**WHAT YOU HAVE TO DO**
What is the number of lines below that contain the word "libsource"? Respond with that number alone.

==================================================

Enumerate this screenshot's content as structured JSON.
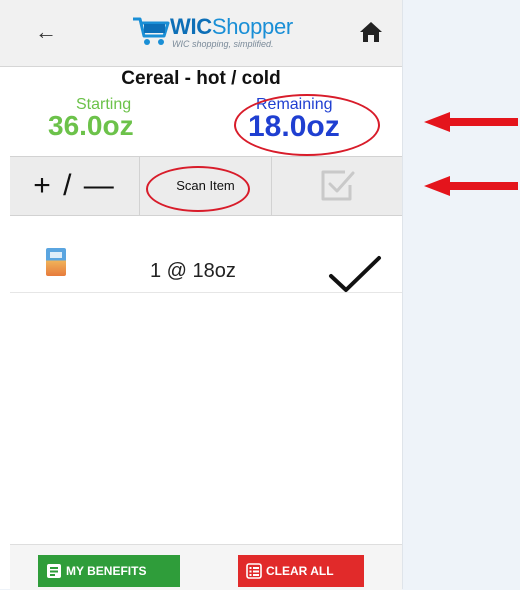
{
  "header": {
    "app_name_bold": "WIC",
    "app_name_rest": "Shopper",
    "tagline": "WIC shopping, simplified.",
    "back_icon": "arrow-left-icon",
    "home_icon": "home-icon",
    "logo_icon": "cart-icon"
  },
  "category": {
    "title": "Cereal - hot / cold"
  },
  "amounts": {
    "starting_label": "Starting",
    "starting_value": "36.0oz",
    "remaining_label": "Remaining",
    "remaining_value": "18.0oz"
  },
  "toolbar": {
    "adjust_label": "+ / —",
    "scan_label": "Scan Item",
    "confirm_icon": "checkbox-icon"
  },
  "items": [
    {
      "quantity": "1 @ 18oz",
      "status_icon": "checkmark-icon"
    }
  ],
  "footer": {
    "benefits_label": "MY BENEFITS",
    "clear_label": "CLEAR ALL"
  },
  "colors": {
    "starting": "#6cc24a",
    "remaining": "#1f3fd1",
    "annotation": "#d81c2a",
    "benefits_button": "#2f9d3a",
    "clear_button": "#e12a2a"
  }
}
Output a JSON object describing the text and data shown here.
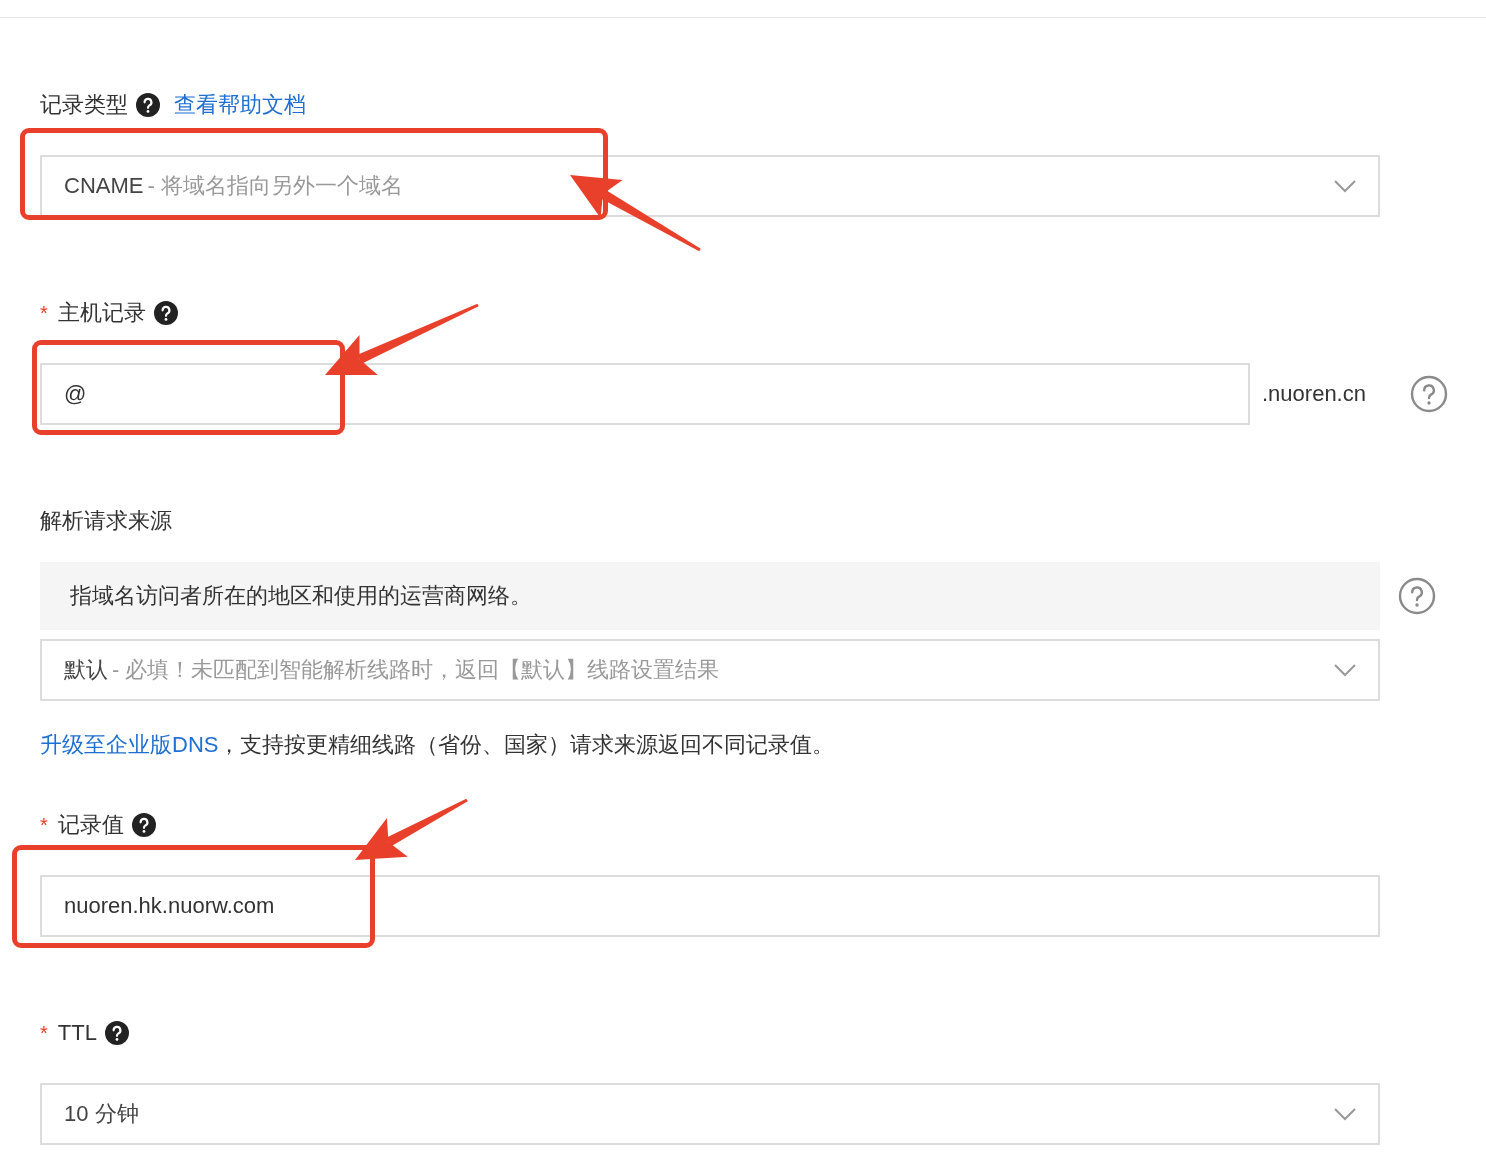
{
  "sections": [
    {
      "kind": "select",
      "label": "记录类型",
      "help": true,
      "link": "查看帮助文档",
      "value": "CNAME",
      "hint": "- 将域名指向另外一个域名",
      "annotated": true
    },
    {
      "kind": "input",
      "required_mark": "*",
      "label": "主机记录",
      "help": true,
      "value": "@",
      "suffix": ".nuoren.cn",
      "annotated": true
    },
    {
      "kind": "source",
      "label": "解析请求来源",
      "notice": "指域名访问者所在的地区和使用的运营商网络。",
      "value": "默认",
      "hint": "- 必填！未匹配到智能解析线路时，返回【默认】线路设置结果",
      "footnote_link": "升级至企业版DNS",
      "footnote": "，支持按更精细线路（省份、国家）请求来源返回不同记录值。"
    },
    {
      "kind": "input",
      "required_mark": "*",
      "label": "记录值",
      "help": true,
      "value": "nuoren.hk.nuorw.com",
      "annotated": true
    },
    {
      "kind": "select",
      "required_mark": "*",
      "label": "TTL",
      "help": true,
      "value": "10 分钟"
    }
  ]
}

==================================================

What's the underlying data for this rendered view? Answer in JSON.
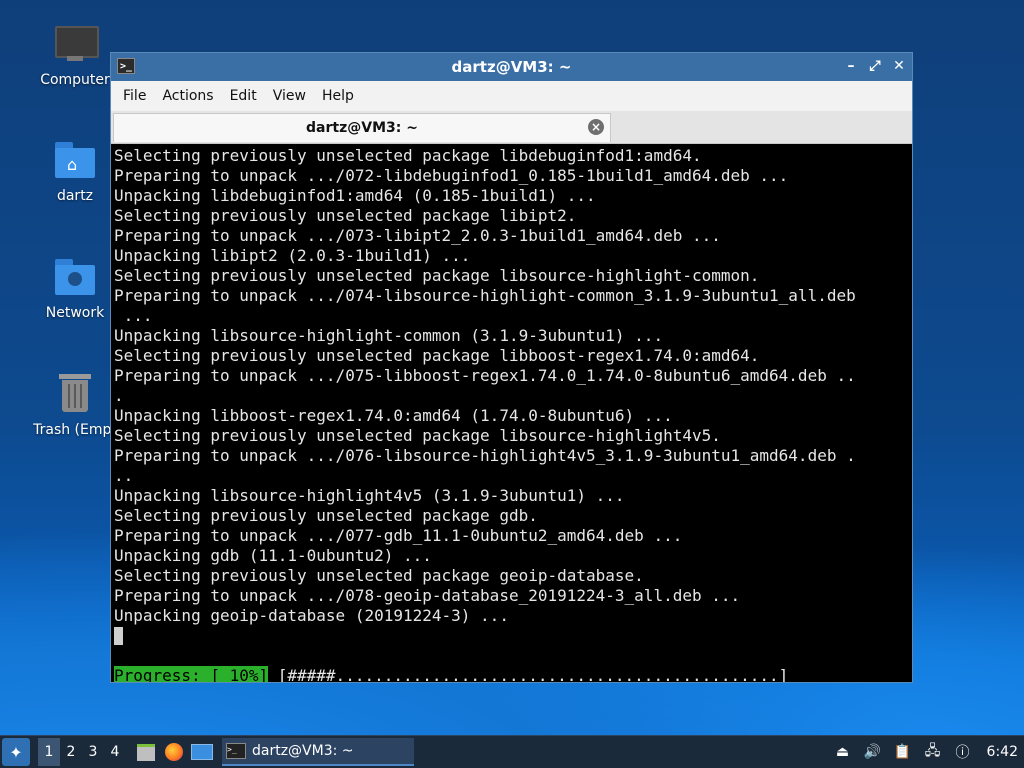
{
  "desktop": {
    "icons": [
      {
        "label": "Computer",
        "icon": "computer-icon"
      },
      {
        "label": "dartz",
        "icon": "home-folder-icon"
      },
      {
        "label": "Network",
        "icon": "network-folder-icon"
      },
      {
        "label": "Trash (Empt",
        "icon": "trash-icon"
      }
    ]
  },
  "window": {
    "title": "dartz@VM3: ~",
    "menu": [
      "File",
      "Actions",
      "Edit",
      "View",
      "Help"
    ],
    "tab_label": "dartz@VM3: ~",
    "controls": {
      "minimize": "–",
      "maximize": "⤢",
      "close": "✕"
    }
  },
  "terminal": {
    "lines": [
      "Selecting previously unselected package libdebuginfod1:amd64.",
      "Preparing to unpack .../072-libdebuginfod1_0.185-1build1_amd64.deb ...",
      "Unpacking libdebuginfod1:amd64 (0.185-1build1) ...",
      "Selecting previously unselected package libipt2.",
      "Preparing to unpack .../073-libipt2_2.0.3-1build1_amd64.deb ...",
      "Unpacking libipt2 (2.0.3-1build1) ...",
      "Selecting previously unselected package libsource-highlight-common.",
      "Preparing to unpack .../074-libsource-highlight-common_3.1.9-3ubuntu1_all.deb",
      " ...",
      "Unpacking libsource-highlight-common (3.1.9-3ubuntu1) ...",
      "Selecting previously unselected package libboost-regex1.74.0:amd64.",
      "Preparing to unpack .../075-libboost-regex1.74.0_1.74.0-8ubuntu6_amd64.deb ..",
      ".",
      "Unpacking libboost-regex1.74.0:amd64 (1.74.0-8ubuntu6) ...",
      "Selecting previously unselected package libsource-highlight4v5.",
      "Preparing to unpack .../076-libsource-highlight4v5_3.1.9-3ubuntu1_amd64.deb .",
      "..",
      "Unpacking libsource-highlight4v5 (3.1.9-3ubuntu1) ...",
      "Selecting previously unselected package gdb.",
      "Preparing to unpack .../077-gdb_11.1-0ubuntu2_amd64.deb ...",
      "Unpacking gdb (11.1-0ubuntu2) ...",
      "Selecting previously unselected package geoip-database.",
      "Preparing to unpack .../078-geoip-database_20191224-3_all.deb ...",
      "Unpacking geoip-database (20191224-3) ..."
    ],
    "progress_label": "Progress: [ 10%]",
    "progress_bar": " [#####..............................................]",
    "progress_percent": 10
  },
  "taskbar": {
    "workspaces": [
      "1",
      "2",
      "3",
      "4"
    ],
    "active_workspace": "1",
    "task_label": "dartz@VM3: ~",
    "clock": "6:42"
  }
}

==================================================

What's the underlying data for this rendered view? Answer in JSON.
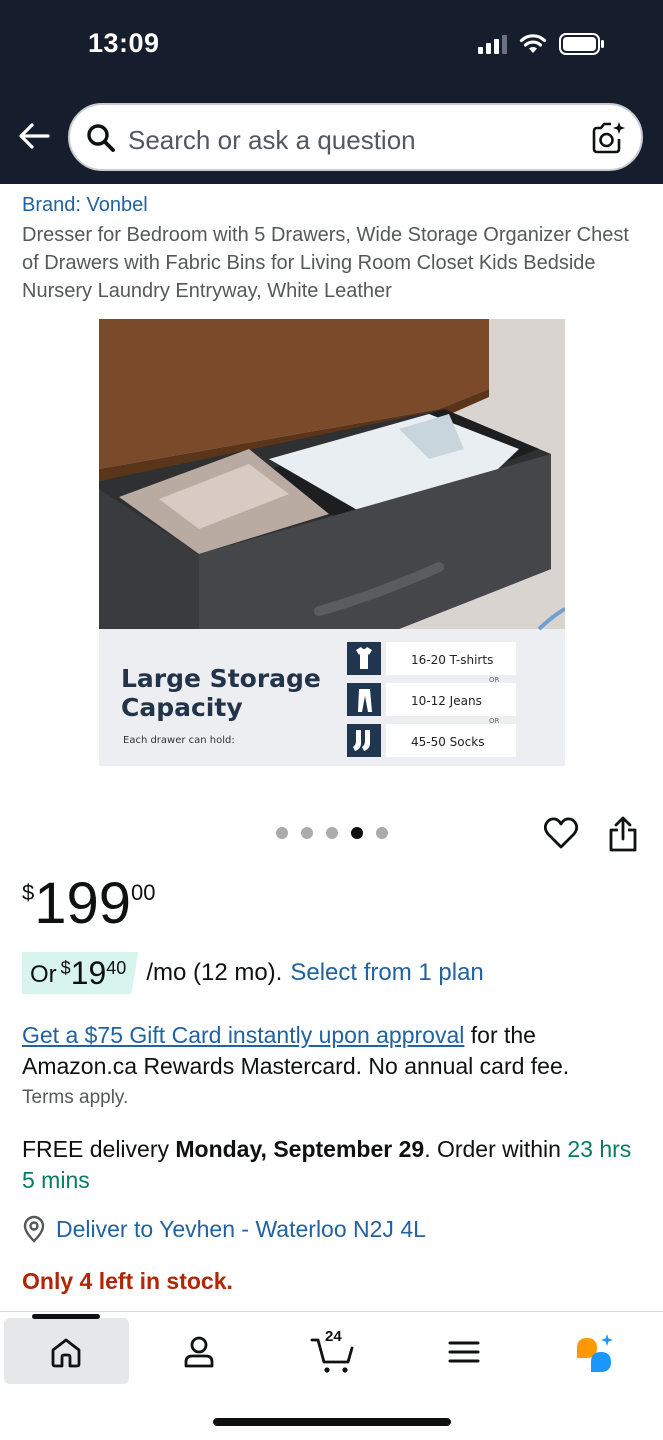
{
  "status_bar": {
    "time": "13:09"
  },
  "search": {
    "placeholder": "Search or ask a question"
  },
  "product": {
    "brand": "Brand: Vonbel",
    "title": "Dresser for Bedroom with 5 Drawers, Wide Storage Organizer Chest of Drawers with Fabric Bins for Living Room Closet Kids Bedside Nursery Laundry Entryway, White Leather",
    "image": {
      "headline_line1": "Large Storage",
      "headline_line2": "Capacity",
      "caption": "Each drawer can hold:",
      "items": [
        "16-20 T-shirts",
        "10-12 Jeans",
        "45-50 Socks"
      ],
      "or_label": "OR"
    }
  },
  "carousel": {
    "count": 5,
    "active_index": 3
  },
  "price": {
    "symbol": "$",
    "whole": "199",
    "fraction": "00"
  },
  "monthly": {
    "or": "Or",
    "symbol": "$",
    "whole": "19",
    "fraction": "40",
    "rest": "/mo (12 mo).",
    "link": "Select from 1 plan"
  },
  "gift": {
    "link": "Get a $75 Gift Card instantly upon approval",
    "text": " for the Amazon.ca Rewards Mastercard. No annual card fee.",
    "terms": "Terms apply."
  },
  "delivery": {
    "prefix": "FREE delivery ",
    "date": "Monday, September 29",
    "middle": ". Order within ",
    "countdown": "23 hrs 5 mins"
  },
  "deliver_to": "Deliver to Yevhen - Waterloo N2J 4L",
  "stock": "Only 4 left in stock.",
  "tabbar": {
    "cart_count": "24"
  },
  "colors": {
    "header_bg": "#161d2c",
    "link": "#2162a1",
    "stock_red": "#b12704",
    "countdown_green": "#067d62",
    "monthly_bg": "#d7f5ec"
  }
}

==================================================

**WRITTEN ANSWER**
6